A report published by Clive Sheldon QC today looked into evidence of offences committed between 1970 and 2005.
It uncovered 690 survivors of abuse at the hands of 240 suspects, but warned that the actual figure could be much higher due to the pressure still felt by those affected to remain tight-lipped about their experiences.
The report was commissioned in 2016 after Andy Woodward broke his own silence about abuse he suffered from Barry Bennell, currently in prison on a four-year sentence.
It found that while the issue was a general problem in sport until 1995, the conviction of swimming coach Paul Hickson for two rape offences should have provoked more of a reaction from a governing body like the FA – although it admitted that other sports “can also be criticised for their responses”.

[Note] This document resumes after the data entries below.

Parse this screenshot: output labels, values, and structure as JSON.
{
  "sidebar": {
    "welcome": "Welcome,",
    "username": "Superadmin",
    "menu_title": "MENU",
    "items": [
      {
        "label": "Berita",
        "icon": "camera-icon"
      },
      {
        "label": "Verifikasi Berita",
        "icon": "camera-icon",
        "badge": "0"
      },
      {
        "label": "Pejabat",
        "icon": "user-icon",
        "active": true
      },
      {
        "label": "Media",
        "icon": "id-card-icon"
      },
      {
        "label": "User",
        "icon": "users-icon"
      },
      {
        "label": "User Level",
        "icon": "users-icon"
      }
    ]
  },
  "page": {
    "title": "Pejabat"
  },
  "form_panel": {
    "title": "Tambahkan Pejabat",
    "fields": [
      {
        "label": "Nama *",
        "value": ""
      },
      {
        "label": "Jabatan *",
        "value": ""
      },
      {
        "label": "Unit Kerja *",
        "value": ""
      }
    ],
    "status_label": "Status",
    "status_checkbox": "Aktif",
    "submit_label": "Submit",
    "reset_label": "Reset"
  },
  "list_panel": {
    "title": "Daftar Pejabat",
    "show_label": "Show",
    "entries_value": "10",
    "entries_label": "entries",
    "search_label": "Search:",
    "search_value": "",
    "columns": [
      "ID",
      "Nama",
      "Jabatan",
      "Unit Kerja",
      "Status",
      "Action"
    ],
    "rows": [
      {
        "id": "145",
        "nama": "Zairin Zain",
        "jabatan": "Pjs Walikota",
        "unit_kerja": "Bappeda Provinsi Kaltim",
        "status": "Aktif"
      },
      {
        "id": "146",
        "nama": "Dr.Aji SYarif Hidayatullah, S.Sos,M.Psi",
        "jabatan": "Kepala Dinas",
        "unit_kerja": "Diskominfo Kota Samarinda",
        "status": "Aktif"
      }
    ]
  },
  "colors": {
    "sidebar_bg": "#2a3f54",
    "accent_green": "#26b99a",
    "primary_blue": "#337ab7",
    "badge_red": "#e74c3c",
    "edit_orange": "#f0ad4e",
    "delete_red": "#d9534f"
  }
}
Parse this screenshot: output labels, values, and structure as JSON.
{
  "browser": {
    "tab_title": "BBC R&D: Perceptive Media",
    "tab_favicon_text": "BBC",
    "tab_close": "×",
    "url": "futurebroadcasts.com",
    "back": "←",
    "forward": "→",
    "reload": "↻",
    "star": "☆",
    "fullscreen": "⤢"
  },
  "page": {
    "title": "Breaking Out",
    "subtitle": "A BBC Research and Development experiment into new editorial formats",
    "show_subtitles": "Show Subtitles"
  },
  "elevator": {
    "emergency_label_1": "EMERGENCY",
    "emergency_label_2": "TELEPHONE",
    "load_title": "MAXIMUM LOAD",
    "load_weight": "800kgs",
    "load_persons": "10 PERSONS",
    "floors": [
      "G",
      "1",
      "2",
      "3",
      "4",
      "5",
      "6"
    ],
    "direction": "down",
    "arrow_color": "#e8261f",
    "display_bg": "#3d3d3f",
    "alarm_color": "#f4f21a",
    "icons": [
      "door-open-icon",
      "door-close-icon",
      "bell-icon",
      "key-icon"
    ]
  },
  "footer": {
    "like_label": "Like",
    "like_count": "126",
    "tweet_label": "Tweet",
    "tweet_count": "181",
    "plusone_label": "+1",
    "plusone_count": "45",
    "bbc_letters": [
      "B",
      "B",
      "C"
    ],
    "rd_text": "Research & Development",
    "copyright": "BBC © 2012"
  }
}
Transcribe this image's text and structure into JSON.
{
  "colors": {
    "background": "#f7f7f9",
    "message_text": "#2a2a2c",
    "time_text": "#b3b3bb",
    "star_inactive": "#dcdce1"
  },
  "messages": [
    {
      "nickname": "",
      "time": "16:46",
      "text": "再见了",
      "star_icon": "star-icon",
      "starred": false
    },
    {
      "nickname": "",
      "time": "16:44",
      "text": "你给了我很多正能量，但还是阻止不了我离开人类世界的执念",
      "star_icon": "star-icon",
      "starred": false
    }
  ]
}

It was only in 2000 that they set up their child-protection programme set up, which while highly regarded, was still guilty in the eyes of the report of a number of mistakes, not least failing to ban Bennell following his arrest and another serial offender Bob Higgins, whose trial had collapsed in 1992 but would still have fallen short of new standards introduced in 2003.
Higgins was jailed for 24 years in 2019.
Going forward, Sheldon has recommended a Safeguarding Champion be nominated on the FA board, with full-time salaried safeguarding officers all at league clubs if possible, or at least a 50% part-time role for clubs in Leagues 1 and 2.
He would also like to see an annual report and National Day of Safeguarding in Football marked every year in the fixture calendar.
The FA are set to respond to the report’s findings later this afternoon.